Source data

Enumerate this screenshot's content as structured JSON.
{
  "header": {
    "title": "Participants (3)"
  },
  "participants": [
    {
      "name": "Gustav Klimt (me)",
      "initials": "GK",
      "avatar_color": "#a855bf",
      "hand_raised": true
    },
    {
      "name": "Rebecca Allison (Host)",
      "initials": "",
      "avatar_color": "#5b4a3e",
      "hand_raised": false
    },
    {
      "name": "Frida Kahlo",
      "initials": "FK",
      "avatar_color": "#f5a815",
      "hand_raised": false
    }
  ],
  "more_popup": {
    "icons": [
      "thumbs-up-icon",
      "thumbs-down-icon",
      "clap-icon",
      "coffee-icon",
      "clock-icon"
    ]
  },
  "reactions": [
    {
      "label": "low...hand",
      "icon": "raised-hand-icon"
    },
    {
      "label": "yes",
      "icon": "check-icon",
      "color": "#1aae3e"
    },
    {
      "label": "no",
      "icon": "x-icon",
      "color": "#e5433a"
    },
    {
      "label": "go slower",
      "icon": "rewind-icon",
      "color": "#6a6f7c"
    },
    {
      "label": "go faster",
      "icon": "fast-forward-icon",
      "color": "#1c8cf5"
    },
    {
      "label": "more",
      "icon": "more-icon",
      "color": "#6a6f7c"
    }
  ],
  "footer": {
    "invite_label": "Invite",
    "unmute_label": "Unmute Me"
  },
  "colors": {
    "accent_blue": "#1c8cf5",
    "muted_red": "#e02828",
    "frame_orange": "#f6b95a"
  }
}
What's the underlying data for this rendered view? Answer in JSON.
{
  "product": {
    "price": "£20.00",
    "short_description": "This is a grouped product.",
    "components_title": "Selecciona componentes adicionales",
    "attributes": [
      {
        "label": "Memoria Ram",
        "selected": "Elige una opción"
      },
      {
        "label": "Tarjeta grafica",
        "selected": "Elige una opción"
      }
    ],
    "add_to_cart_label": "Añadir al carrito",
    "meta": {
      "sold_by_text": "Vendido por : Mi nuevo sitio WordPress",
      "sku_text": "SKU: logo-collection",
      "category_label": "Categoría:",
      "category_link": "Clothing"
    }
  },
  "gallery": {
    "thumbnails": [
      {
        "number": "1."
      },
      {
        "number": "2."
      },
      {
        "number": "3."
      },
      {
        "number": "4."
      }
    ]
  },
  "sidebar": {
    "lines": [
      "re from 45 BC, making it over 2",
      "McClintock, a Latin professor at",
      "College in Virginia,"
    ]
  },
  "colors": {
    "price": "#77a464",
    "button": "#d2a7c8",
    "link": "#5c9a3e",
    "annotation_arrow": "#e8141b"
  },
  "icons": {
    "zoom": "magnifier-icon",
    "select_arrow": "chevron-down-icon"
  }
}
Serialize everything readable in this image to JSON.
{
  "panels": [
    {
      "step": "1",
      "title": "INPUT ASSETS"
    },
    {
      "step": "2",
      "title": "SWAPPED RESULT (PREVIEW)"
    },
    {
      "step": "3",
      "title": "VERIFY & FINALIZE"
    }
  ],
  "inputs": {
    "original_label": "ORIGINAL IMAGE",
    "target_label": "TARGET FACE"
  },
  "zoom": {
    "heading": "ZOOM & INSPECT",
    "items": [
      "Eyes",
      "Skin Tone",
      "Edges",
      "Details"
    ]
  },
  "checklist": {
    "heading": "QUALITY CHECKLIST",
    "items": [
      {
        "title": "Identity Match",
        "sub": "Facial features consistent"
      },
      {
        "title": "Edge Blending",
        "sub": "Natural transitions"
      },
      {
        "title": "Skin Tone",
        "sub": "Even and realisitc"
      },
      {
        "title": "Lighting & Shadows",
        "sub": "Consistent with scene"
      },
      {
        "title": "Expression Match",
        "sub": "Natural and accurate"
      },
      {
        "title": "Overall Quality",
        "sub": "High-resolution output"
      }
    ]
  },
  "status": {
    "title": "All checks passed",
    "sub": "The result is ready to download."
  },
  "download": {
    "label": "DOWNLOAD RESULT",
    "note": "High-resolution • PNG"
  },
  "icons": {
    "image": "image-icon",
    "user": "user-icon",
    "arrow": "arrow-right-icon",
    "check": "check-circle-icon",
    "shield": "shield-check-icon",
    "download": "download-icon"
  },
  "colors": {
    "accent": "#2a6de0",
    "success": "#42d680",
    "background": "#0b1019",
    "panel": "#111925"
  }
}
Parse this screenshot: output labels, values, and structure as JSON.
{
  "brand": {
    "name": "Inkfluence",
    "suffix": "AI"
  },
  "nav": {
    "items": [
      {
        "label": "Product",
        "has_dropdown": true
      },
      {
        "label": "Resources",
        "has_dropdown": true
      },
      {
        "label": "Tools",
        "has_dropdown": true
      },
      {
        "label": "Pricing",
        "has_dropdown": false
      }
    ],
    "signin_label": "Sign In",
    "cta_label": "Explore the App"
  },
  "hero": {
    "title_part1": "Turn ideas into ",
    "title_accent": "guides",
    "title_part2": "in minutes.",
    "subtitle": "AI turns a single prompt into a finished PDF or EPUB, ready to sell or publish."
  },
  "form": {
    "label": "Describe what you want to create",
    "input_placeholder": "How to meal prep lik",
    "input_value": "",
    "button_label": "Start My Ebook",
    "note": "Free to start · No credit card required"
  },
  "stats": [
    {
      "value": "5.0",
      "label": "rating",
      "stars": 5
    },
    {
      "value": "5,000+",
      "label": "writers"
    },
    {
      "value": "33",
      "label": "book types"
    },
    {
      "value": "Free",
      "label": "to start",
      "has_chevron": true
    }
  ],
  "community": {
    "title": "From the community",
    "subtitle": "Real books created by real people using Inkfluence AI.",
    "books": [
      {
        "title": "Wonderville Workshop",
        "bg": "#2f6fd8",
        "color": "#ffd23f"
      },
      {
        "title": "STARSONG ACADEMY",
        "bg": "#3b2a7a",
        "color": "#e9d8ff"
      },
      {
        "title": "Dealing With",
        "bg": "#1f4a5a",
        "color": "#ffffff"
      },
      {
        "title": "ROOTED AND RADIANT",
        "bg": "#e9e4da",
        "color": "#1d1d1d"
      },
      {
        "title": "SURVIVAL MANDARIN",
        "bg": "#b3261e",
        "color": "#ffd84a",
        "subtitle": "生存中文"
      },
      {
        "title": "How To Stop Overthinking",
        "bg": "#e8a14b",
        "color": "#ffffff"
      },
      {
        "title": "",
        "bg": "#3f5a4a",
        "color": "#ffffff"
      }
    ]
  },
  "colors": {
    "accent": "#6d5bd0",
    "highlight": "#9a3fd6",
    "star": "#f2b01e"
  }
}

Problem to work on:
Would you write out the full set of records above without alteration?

The answer:
Enumerate this screenshot's content as structured JSON.
{
  "header": {
    "title": "Participants (3)"
  },
  "participants": [
    {
      "name": "Gustav Klimt (me)",
      "initials": "GK",
      "avatar_color": "#a855bf",
      "hand_raised": true
    },
    {
      "name": "Rebecca Allison (Host)",
      "initials": "",
      "avatar_color": "#5b4a3e",
      "hand_raised": false
    },
    {
      "name": "Frida Kahlo",
      "initials": "FK",
      "avatar_color": "#f5a815",
      "hand_raised": false
    }
  ],
  "more_popup": {
    "icons": [
      "thumbs-up-icon",
      "thumbs-down-icon",
      "clap-icon",
      "coffee-icon",
      "clock-icon"
    ]
  },
  "reactions": [
    {
      "label": "low...hand",
      "icon": "raised-hand-icon"
    },
    {
      "label": "yes",
      "icon": "check-icon",
      "color": "#1aae3e"
    },
    {
      "label": "no",
      "icon": "x-icon",
      "color": "#e5433a"
    },
    {
      "label": "go slower",
      "icon": "rewind-icon",
      "color": "#6a6f7c"
    },
    {
      "label": "go faster",
      "icon": "fast-forward-icon",
      "color": "#1c8cf5"
    },
    {
      "label": "more",
      "icon": "more-icon",
      "color": "#6a6f7c"
    }
  ],
  "footer": {
    "invite_label": "Invite",
    "unmute_label": "Unmute Me"
  },
  "colors": {
    "accent_blue": "#1c8cf5",
    "muted_red": "#e02828",
    "frame_orange": "#f6b95a"
  }
}
What's the underlying data for this rendered view? Answer in JSON.
{
  "product": {
    "price": "£20.00",
    "short_description": "This is a grouped product.",
    "components_title": "Selecciona componentes adicionales",
    "attributes": [
      {
        "label": "Memoria Ram",
        "selected": "Elige una opción"
      },
      {
        "label": "Tarjeta grafica",
        "selected": "Elige una opción"
      }
    ],
    "add_to_cart_label": "Añadir al carrito",
    "meta": {
      "sold_by_text": "Vendido por : Mi nuevo sitio WordPress",
      "sku_text": "SKU: logo-collection",
      "category_label": "Categoría:",
      "category_link": "Clothing"
    }
  },
  "gallery": {
    "thumbnails": [
      {
        "number": "1."
      },
      {
        "number": "2."
      },
      {
        "number": "3."
      },
      {
        "number": "4."
      }
    ]
  },
  "sidebar": {
    "lines": [
      "re from 45 BC, making it over 2",
      "McClintock, a Latin professor at",
      "College in Virginia,"
    ]
  },
  "colors": {
    "price": "#77a464",
    "button": "#d2a7c8",
    "link": "#5c9a3e",
    "annotation_arrow": "#e8141b"
  },
  "icons": {
    "zoom": "magnifier-icon",
    "select_arrow": "chevron-down-icon"
  }
}
Serialize everything readable in this image to JSON.
{
  "panels": [
    {
      "step": "1",
      "title": "INPUT ASSETS"
    },
    {
      "step": "2",
      "title": "SWAPPED RESULT (PREVIEW)"
    },
    {
      "step": "3",
      "title": "VERIFY & FINALIZE"
    }
  ],
  "inputs": {
    "original_label": "ORIGINAL IMAGE",
    "target_label": "TARGET FACE"
  },
  "zoom": {
    "heading": "ZOOM & INSPECT",
    "items": [
      "Eyes",
      "Skin Tone",
      "Edges",
      "Details"
    ]
  },
  "checklist": {
    "heading": "QUALITY CHECKLIST",
    "items": [
      {
        "title": "Identity Match",
        "sub": "Facial features consistent"
      },
      {
        "title": "Edge Blending",
        "sub": "Natural transitions"
      },
      {
        "title": "Skin Tone",
        "sub": "Even and realisitc"
      },
      {
        "title": "Lighting & Shadows",
        "sub": "Consistent with scene"
      },
      {
        "title": "Expression Match",
        "sub": "Natural and accurate"
      },
      {
        "title": "Overall Quality",
        "sub": "High-resolution output"
      }
    ]
  },
  "status": {
    "title": "All checks passed",
    "sub": "The result is ready to download."
  },
  "download": {
    "label": "DOWNLOAD RESULT",
    "note": "High-resolution • PNG"
  },
  "icons": {
    "image": "image-icon",
    "user": "user-icon",
    "arrow": "arrow-right-icon",
    "check": "check-circle-icon",
    "shield": "shield-check-icon",
    "download": "download-icon"
  },
  "colors": {
    "accent": "#2a6de0",
    "success": "#42d680",
    "background": "#0b1019",
    "panel": "#111925"
  }
}
Parse this screenshot: output labels, values, and structure as JSON.
{
  "brand": {
    "name": "Inkfluence",
    "suffix": "AI"
  },
  "nav": {
    "items": [
      {
        "label": "Product",
        "has_dropdown": true
      },
      {
        "label": "Resources",
        "has_dropdown": true
      },
      {
        "label": "Tools",
        "has_dropdown": true
      },
      {
        "label": "Pricing",
        "has_dropdown": false
      }
    ],
    "signin_label": "Sign In",
    "cta_label": "Explore the App"
  },
  "hero": {
    "title_part1": "Turn ideas into ",
    "title_accent": "guides",
    "title_part2": "in minutes.",
    "subtitle": "AI turns a single prompt into a finished PDF or EPUB, ready to sell or publish."
  },
  "form": {
    "label": "Describe what you want to create",
    "input_placeholder": "How to meal prep lik",
    "input_value": "",
    "button_label": "Start My Ebook",
    "note": "Free to start · No credit card required"
  },
  "stats": [
    {
      "value": "5.0",
      "label": "rating",
      "stars": 5
    },
    {
      "value": "5,000+",
      "label": "writers"
    },
    {
      "value": "33",
      "label": "book types"
    },
    {
      "value": "Free",
      "label": "to start",
      "has_chevron": true
    }
  ],
  "community": {
    "title": "From the community",
    "subtitle": "Real books created by real people using Inkfluence AI.",
    "books": [
      {
        "title": "Wonderville Workshop",
        "bg": "#2f6fd8",
        "color": "#ffd23f"
      },
      {
        "title": "STARSONG ACADEMY",
        "bg": "#3b2a7a",
        "color": "#e9d8ff"
      },
      {
        "title": "Dealing With",
        "bg": "#1f4a5a",
        "color": "#ffffff"
      },
      {
        "title": "ROOTED AND RADIANT",
        "bg": "#e9e4da",
        "color": "#1d1d1d"
      },
      {
        "title": "SURVIVAL MANDARIN",
        "bg": "#b3261e",
        "color": "#ffd84a",
        "subtitle": "生存中文"
      },
      {
        "title": "How To Stop Overthinking",
        "bg": "#e8a14b",
        "color": "#ffffff"
      },
      {
        "title": "",
        "bg": "#3f5a4a",
        "color": "#ffffff"
      }
    ]
  },
  "colors": {
    "accent": "#6d5bd0",
    "highlight": "#9a3fd6",
    "star": "#f2b01e"
  }
}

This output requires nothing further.